A little story about System 7: back in summer of 1997, when only a handful of people knew what "mp3" meant, I ran across a song file called system 7-dizzy spoon on an old-school Hotline server. Being a Mac guy, I was intrigued by a band named after a defunct operating system. And being in the first year of college, I was susceptible to doing the typical college-age experimentation, so download it I did. I remember enjoying the song almost immediately, but because my musical world revolved mostly around rock at the time, I didn’t seek out any other material by the group and left it as a one-off in mt collection.

Then a funny thing happened three years later in summer of 2000. I discovered the most excellent german band of the 70s: Can. The last song on their 1972 album Ege Bamyasi is entitled Spoon and I think I nearly had an aneurysm of excitement the first time I heard heard it. I immediately recognized it as the same song as the Dizzy Spoon file.

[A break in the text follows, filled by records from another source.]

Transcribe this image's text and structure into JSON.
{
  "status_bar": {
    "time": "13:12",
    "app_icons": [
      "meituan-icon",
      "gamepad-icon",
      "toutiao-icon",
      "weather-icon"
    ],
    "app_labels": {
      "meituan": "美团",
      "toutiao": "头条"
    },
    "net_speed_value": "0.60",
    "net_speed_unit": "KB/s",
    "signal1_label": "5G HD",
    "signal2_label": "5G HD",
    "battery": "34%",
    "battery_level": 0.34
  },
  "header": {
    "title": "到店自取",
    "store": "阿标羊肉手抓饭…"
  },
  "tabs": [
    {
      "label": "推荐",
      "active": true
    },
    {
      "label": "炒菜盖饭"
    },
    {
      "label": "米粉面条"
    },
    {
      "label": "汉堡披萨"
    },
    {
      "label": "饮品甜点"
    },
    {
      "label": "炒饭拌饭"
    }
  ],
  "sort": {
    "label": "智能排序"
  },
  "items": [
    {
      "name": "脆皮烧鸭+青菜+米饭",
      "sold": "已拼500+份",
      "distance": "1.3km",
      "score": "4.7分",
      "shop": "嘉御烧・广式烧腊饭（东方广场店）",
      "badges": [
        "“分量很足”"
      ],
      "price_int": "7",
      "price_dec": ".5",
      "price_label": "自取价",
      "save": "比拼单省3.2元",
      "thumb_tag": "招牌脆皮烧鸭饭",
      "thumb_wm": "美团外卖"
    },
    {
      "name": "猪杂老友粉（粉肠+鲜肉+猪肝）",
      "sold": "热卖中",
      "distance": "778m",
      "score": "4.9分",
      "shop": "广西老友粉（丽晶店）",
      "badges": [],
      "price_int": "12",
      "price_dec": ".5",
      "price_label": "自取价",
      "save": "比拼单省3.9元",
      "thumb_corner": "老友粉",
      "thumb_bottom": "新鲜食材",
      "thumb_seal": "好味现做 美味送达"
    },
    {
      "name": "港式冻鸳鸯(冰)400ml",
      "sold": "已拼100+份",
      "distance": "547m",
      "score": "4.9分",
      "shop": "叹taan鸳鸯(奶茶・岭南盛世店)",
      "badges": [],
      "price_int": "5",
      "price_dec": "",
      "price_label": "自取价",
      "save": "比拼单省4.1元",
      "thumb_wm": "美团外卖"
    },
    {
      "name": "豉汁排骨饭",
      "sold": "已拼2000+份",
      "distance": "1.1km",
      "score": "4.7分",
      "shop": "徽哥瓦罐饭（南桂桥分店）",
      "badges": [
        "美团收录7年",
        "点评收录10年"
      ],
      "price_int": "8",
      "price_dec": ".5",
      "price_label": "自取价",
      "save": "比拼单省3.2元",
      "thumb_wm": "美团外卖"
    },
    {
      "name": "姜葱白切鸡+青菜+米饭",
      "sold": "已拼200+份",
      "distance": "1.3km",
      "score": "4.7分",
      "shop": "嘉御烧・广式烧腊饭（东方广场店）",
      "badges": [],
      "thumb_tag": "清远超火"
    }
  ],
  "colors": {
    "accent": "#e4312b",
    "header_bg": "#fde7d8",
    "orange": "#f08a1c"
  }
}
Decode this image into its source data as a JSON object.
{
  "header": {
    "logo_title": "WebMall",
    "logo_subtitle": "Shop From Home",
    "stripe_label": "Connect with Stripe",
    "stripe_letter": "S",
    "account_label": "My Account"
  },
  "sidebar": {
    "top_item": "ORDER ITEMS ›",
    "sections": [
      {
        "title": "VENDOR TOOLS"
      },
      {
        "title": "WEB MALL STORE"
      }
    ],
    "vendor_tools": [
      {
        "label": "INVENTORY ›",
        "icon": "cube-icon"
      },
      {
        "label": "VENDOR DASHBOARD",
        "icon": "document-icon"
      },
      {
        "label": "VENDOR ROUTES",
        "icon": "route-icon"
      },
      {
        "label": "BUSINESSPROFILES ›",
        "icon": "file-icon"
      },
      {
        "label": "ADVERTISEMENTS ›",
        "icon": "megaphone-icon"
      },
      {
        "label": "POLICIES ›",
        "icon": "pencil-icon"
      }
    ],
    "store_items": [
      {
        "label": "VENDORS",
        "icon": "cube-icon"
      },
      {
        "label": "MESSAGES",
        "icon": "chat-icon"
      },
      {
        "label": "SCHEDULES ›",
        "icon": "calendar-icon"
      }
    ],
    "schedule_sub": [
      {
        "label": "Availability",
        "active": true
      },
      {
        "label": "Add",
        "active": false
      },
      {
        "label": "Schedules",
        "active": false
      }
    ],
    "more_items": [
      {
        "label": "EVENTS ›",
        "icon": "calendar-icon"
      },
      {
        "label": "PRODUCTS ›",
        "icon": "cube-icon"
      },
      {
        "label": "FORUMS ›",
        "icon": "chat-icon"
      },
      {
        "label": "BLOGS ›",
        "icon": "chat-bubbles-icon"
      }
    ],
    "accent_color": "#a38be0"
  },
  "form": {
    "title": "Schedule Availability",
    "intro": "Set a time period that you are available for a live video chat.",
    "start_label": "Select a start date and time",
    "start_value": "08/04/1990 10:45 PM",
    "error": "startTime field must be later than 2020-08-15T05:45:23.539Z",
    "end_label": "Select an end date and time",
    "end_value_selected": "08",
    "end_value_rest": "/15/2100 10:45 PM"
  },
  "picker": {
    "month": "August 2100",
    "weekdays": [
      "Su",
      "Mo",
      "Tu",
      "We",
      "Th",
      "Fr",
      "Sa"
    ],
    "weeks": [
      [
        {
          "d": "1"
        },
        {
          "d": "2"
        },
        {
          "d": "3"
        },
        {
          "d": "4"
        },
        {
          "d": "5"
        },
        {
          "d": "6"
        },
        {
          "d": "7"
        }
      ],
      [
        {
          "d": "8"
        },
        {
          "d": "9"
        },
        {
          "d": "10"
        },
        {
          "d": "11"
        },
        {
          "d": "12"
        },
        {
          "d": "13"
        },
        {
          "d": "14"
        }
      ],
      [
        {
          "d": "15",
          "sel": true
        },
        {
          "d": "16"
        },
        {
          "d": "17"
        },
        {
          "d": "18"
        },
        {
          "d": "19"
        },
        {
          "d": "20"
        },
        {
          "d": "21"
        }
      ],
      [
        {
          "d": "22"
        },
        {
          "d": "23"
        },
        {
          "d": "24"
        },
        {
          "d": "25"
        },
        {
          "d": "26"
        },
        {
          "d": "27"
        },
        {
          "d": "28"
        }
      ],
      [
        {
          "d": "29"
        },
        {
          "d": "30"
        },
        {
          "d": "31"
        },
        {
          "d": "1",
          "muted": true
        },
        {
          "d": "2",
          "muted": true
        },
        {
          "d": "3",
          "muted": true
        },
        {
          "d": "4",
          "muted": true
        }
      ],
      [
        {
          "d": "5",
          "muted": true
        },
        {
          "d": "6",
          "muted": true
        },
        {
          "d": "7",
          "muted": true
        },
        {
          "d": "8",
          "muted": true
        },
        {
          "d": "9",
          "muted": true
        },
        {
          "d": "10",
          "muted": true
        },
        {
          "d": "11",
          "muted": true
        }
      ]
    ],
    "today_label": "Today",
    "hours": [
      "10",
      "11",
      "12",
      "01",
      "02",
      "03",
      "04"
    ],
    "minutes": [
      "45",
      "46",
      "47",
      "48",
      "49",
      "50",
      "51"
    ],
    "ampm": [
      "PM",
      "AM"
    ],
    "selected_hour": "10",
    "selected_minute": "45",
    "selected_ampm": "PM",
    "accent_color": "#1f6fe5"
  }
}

Rather, it was almost the same song. Dizzy Spoon turned out to be System 7’s contribution to the 1997 Can remix/tribute album Sacrilege.

Since then, Can has become one of my most respected and admired groups for its innovations and influence and I like to think that I was pre-destined to enjoy their music from the moment I downloaded that mislabeled mp3.

As for System 7, the group’s engaging ambient techno continues to entertain me, though 777 is one of their earlier efforts and is a little disappointing. "faydeaudeau" is the standout track and overall the album is decently mellow space out music, even if the composition is overly simple.

Speaking of early works, that Tortoise album is a bit difficult to handle, which is probably why I hadn’t listened to it for nearly 4 years. Digest Compendium is a collection of early singles and remixes, where the group seems more experimental, having not yet found their sound. As such, it’s uneven, and at times dull. Event though Tortoise is one of my favorite bands, I ended up removing a handful of songs from my library because I couldn’t see myself listening to them again. however, it did serve to remind me that I’ve been neglectful of the band lately. I had better rectify that soon.